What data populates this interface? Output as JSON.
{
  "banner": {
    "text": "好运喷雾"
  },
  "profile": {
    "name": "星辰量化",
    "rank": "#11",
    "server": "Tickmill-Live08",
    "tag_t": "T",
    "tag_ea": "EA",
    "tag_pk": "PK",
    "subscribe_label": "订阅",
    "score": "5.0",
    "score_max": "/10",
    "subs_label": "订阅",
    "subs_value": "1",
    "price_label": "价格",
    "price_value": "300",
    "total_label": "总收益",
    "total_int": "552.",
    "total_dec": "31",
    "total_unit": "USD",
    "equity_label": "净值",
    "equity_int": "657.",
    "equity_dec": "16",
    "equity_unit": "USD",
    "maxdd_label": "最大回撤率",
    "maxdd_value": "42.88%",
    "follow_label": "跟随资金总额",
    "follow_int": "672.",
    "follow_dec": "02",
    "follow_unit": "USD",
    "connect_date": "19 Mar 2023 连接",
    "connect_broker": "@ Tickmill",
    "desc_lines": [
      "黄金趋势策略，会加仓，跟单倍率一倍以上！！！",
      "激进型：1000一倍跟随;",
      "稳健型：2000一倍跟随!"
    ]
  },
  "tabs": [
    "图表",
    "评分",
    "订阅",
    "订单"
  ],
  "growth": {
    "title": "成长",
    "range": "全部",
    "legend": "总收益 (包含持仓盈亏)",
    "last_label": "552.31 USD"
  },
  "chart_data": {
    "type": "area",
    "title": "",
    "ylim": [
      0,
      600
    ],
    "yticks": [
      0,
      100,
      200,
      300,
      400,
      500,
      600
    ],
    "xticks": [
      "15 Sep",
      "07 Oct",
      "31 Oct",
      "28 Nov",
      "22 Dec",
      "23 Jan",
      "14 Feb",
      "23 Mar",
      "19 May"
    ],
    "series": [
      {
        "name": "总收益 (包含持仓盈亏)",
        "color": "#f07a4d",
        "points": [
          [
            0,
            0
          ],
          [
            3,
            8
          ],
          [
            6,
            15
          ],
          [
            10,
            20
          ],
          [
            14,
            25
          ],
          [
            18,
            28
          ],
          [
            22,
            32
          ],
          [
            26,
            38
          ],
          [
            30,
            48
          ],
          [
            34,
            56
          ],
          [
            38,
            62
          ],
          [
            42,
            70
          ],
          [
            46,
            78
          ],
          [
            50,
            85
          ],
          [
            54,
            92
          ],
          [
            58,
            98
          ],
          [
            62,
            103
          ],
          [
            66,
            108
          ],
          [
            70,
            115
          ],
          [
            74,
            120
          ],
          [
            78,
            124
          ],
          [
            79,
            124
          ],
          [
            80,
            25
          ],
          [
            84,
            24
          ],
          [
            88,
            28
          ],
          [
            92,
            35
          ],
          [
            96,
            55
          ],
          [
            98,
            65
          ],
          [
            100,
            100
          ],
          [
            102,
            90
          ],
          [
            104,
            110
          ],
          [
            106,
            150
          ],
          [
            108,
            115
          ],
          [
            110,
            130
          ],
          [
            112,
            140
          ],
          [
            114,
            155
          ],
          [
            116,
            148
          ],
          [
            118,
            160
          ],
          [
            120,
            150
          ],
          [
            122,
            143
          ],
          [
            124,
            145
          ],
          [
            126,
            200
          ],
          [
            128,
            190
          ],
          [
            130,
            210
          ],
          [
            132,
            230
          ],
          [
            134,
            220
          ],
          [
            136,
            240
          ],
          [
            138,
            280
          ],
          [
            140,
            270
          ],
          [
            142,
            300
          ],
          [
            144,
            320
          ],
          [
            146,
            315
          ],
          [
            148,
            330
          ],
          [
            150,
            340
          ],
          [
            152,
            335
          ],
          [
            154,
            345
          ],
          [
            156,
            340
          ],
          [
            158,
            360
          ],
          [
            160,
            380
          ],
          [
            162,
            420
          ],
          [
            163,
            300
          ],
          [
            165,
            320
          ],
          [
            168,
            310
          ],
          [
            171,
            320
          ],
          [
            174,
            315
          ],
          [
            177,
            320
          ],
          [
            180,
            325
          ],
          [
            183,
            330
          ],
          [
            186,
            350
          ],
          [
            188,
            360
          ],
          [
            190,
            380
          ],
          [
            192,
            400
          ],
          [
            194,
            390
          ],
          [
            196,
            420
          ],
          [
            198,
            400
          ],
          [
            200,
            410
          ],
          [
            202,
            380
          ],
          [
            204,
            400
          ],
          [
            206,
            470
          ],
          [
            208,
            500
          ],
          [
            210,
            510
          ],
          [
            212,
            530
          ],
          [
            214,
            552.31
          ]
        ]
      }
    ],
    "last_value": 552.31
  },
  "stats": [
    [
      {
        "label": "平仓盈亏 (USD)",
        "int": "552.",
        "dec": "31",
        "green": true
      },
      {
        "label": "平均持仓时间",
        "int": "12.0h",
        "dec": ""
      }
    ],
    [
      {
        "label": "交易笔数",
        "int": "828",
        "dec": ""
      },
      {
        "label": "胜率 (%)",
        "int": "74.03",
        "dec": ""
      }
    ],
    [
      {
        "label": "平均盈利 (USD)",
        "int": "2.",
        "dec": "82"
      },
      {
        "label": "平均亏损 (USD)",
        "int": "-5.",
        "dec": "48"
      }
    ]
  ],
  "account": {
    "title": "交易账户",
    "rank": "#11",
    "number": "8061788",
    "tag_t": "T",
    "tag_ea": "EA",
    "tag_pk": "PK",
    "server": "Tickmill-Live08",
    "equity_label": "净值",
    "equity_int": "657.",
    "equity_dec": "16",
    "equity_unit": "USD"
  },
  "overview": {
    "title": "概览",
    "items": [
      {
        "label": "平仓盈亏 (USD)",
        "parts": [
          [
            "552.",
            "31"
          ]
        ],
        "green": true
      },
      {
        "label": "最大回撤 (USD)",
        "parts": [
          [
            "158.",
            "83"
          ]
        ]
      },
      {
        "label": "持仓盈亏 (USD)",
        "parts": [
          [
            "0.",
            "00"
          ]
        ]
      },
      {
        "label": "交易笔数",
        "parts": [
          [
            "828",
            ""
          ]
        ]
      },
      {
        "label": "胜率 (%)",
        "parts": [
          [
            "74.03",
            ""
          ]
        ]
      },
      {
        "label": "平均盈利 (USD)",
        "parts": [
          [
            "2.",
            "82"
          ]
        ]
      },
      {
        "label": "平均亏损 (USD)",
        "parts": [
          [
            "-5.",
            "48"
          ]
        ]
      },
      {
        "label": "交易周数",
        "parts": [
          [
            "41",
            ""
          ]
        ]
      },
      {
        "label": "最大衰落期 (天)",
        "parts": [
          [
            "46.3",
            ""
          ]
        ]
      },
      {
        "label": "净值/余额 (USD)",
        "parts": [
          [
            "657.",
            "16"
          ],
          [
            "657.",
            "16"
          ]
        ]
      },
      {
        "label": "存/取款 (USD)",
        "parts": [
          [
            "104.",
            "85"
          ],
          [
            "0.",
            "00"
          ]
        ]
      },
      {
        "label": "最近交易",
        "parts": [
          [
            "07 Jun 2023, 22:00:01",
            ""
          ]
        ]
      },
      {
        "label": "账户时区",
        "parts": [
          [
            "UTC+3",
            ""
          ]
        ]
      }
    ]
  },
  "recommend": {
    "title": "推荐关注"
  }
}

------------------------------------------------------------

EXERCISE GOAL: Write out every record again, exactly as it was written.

RESPONSE AREA:
What data populates this interface? Output as JSON.
{
  "banner": {
    "text": "好运喷雾"
  },
  "profile": {
    "name": "星辰量化",
    "rank": "#11",
    "server": "Tickmill-Live08",
    "tag_t": "T",
    "tag_ea": "EA",
    "tag_pk": "PK",
    "subscribe_label": "订阅",
    "score": "5.0",
    "score_max": "/10",
    "subs_label": "订阅",
    "subs_value": "1",
    "price_label": "价格",
    "price_value": "300",
    "total_label": "总收益",
    "total_int": "552.",
    "total_dec": "31",
    "total_unit": "USD",
    "equity_label": "净值",
    "equity_int": "657.",
    "equity_dec": "16",
    "equity_unit": "USD",
    "maxdd_label": "最大回撤率",
    "maxdd_value": "42.88%",
    "follow_label": "跟随资金总额",
    "follow_int": "672.",
    "follow_dec": "02",
    "follow_unit": "USD",
    "connect_date": "19 Mar 2023 连接",
    "connect_broker": "@ Tickmill",
    "desc_lines": [
      "黄金趋势策略，会加仓，跟单倍率一倍以上！！！",
      "激进型：1000一倍跟随;",
      "稳健型：2000一倍跟随!"
    ]
  },
  "tabs": [
    "图表",
    "评分",
    "订阅",
    "订单"
  ],
  "growth": {
    "title": "成长",
    "range": "全部",
    "legend": "总收益 (包含持仓盈亏)",
    "last_label": "552.31 USD"
  },
  "chart_data": {
    "type": "area",
    "title": "",
    "ylim": [
      0,
      600
    ],
    "yticks": [
      0,
      100,
      200,
      300,
      400,
      500,
      600
    ],
    "xticks": [
      "15 Sep",
      "07 Oct",
      "31 Oct",
      "28 Nov",
      "22 Dec",
      "23 Jan",
      "14 Feb",
      "23 Mar",
      "19 May"
    ],
    "series": [
      {
        "name": "总收益 (包含持仓盈亏)",
        "color": "#f07a4d",
        "points": [
          [
            0,
            0
          ],
          [
            3,
            8
          ],
          [
            6,
            15
          ],
          [
            10,
            20
          ],
          [
            14,
            25
          ],
          [
            18,
            28
          ],
          [
            22,
            32
          ],
          [
            26,
            38
          ],
          [
            30,
            48
          ],
          [
            34,
            56
          ],
          [
            38,
            62
          ],
          [
            42,
            70
          ],
          [
            46,
            78
          ],
          [
            50,
            85
          ],
          [
            54,
            92
          ],
          [
            58,
            98
          ],
          [
            62,
            103
          ],
          [
            66,
            108
          ],
          [
            70,
            115
          ],
          [
            74,
            120
          ],
          [
            78,
            124
          ],
          [
            79,
            124
          ],
          [
            80,
            25
          ],
          [
            84,
            24
          ],
          [
            88,
            28
          ],
          [
            92,
            35
          ],
          [
            96,
            55
          ],
          [
            98,
            65
          ],
          [
            100,
            100
          ],
          [
            102,
            90
          ],
          [
            104,
            110
          ],
          [
            106,
            150
          ],
          [
            108,
            115
          ],
          [
            110,
            130
          ],
          [
            112,
            140
          ],
          [
            114,
            155
          ],
          [
            116,
            148
          ],
          [
            118,
            160
          ],
          [
            120,
            150
          ],
          [
            122,
            143
          ],
          [
            124,
            145
          ],
          [
            126,
            200
          ],
          [
            128,
            190
          ],
          [
            130,
            210
          ],
          [
            132,
            230
          ],
          [
            134,
            220
          ],
          [
            136,
            240
          ],
          [
            138,
            280
          ],
          [
            140,
            270
          ],
          [
            142,
            300
          ],
          [
            144,
            320
          ],
          [
            146,
            315
          ],
          [
            148,
            330
          ],
          [
            150,
            340
          ],
          [
            152,
            335
          ],
          [
            154,
            345
          ],
          [
            156,
            340
          ],
          [
            158,
            360
          ],
          [
            160,
            380
          ],
          [
            162,
            420
          ],
          [
            163,
            300
          ],
          [
            165,
            320
          ],
          [
            168,
            310
          ],
          [
            171,
            320
          ],
          [
            174,
            315
          ],
          [
            177,
            320
          ],
          [
            180,
            325
          ],
          [
            183,
            330
          ],
          [
            186,
            350
          ],
          [
            188,
            360
          ],
          [
            190,
            380
          ],
          [
            192,
            400
          ],
          [
            194,
            390
          ],
          [
            196,
            420
          ],
          [
            198,
            400
          ],
          [
            200,
            410
          ],
          [
            202,
            380
          ],
          [
            204,
            400
          ],
          [
            206,
            470
          ],
          [
            208,
            500
          ],
          [
            210,
            510
          ],
          [
            212,
            530
          ],
          [
            214,
            552.31
          ]
        ]
      }
    ],
    "last_value": 552.31
  },
  "stats": [
    [
      {
        "label": "平仓盈亏 (USD)",
        "int": "552.",
        "dec": "31",
        "green": true
      },
      {
        "label": "平均持仓时间",
        "int": "12.0h",
        "dec": ""
      }
    ],
    [
      {
        "label": "交易笔数",
        "int": "828",
        "dec": ""
      },
      {
        "label": "胜率 (%)",
        "int": "74.03",
        "dec": ""
      }
    ],
    [
      {
        "label": "平均盈利 (USD)",
        "int": "2.",
        "dec": "82"
      },
      {
        "label": "平均亏损 (USD)",
        "int": "-5.",
        "dec": "48"
      }
    ]
  ],
  "account": {
    "title": "交易账户",
    "rank": "#11",
    "number": "8061788",
    "tag_t": "T",
    "tag_ea": "EA",
    "tag_pk": "PK",
    "server": "Tickmill-Live08",
    "equity_label": "净值",
    "equity_int": "657.",
    "equity_dec": "16",
    "equity_unit": "USD"
  },
  "overview": {
    "title": "概览",
    "items": [
      {
        "label": "平仓盈亏 (USD)",
        "parts": [
          [
            "552.",
            "31"
          ]
        ],
        "green": true
      },
      {
        "label": "最大回撤 (USD)",
        "parts": [
          [
            "158.",
            "83"
          ]
        ]
      },
      {
        "label": "持仓盈亏 (USD)",
        "parts": [
          [
            "0.",
            "00"
          ]
        ]
      },
      {
        "label": "交易笔数",
        "parts": [
          [
            "828",
            ""
          ]
        ]
      },
      {
        "label": "胜率 (%)",
        "parts": [
          [
            "74.03",
            ""
          ]
        ]
      },
      {
        "label": "平均盈利 (USD)",
        "parts": [
          [
            "2.",
            "82"
          ]
        ]
      },
      {
        "label": "平均亏损 (USD)",
        "parts": [
          [
            "-5.",
            "48"
          ]
        ]
      },
      {
        "label": "交易周数",
        "parts": [
          [
            "41",
            ""
          ]
        ]
      },
      {
        "label": "最大衰落期 (天)",
        "parts": [
          [
            "46.3",
            ""
          ]
        ]
      },
      {
        "label": "净值/余额 (USD)",
        "parts": [
          [
            "657.",
            "16"
          ],
          [
            "657.",
            "16"
          ]
        ]
      },
      {
        "label": "存/取款 (USD)",
        "parts": [
          [
            "104.",
            "85"
          ],
          [
            "0.",
            "00"
          ]
        ]
      },
      {
        "label": "最近交易",
        "parts": [
          [
            "07 Jun 2023, 22:00:01",
            ""
          ]
        ]
      },
      {
        "label": "账户时区",
        "parts": [
          [
            "UTC+3",
            ""
          ]
        ]
      }
    ]
  },
  "recommend": {
    "title": "推荐关注"
  }
}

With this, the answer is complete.